WELL Story: Light at Arup

by Melanie Koch
Sep 5, 2017 10:15 AM ET

IWBI Articles

Arup’s Boston office recently achieved WELL Certification at the Gold Level. Throughout the fit-out, they leveraged their in-house team of building experts to manage everything from acoustics and lighting design to structural engineering and commissioning. We spoke to Jake Wayne, leader of the lighting group in Arup’s Boston office about the lighting team’s role and what it's like to both implement and experience WELL's Light Concept.

As a lighting designer, what inspired you to get involved with healthy building? From your perspective, what trends are driving this movement?

Over the last few years in lighting design, we have learned the importance that light has on human health. Research, in combination with project work, has led us to identify the impact that quality of light can have on quality of life. One of the most exciting elements of WELL is that it enables designers to promote these health aspirations in a meaningful way. It gives clients the ability to not only say that they are providing a healthy space, but to truly incorporate a comprehensive framework that verifies and acknowledges these efforts.

Circadian design is definitely a hot topic in the industry today, and we have many clients that are interested in it. Installing the dynamic lighting system within our office has enabled us to experience the impacts of circadian lighting first hand. We can experiment, play and live with it. It allows us to continue learning as we go.

Arup’s approach to circadian lighting design went above and beyond the WELL requirements. Can you talk to us about your strategy? What inspired this decision?

Within our system, the color quality of light in our office changes automatically, based on the time of day and time of year. In the morning, the color is warmer and it slowly transitions into a cooler temperature until mid-day. It then maintains that cooler color temperature throughout the day to qualitatively blend with daylight. In the afternoon and evening, the color temperature transitions back to warm again. This facilitates our employees’ ability to wind down for the day. Currently, we are still observing the exact transition times and will continue to adjust and learn to determine the best transitions and length of certain temperatures.

There is established research surrounding circadian design demonstrating how light impacts the health and wellness of individuals, and one of the foundations of Arup’s lighting design has always been to effectively utilize light. When it came to our office, we knew we needed to make the best use of daylight, as daylight is the truest form of circadian light. It is what we as humans have evolved to understand. For electric lighting, our approach was to qualitatively emulate, reinforce and build upon natural daylight. Our dynamic system extends our connection to daylight and promotes awareness around time of day. This was one of the major motivators behind installing the system - it takes circadian lighting to the next level.

What challenges did you encounter and how did you solve them?

Arup strives for the highest design principles in both environmental and human sustainability. From the beginning, we strongly considered our wellness and energy goals in order to achieve both our aggressive Lighting Power Density (LPD) targets and provide a dynamic, circadian-designed lighting system. We were able to prove to ourselves that it is possible to install this color-changing type of lighting system and still achieve our energy goals.

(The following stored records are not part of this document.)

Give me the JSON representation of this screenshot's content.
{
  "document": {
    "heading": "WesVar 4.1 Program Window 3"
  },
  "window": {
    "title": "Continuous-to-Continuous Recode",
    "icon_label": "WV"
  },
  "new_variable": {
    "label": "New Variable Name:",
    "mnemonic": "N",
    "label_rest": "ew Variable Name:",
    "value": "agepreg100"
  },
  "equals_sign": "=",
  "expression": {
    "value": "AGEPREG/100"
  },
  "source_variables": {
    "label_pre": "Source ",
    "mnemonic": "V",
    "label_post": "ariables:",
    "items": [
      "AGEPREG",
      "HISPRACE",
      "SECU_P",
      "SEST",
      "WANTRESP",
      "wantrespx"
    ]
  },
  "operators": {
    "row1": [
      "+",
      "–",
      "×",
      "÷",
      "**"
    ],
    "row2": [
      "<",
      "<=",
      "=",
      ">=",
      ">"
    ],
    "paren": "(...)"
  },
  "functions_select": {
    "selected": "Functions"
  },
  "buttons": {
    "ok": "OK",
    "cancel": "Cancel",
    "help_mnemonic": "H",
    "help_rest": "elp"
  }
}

Our lighting provides a great case study for how to balance human health and environmental sustainability. We ended up with an LPD of .67 watts per square foot, which is great for a typical office, and especially fantastic for an office with a dynamic, specialized system. In the end, it resulted in a nice balance of light quality and energy use, and we were able to achieve utility rebates.

Who were the key stakeholders involved in implementing these lighting interventions?

To achieve our wellness and sustainability goals, it was vital that our strategy as the lighting designer was carefully coordinated with the architect and interior designer. For example, during material selection, we wanted a high level of reflection on ceiling materials to maximize indirect lighting. We were thoughtful about design, strategically adding quality light where it was needed, and allowing the primary spaces to rely on daylight and shared light.

How has the new lighting system impacted Arup’s employees?

The lighting in our new office is dramatically different from the old office. When we moved, we had the opportunity to completely fit-out our space. We now have higher ceilings, a dynamic lighting system, and indirect lighting. The response from staff has been very positive. While it can be a challenge to extract the perception of light from the space as a whole, employees have had a favorable response to the updated system. They like to play with the light levels, learn about the circadian impacts, and embrace the new aspects of the office.

Did pursuing WELL Certification change how you think about lighting design?

Light is my personal favorite Concept within the standard. WELL provides support to the quality of light, and reinforces the importance of good lighting design. Being in a WELL Certified space and experiencing circadian lighting on a daily basis has helped me to understand the importance of what we do and inspires me to continue the research.

To gain a deeper understanding of the Light concept and learn lighting strategies that promote human health in buildings and communities download the Light WELLography - available exclusively on our new WELL app, Build WELL.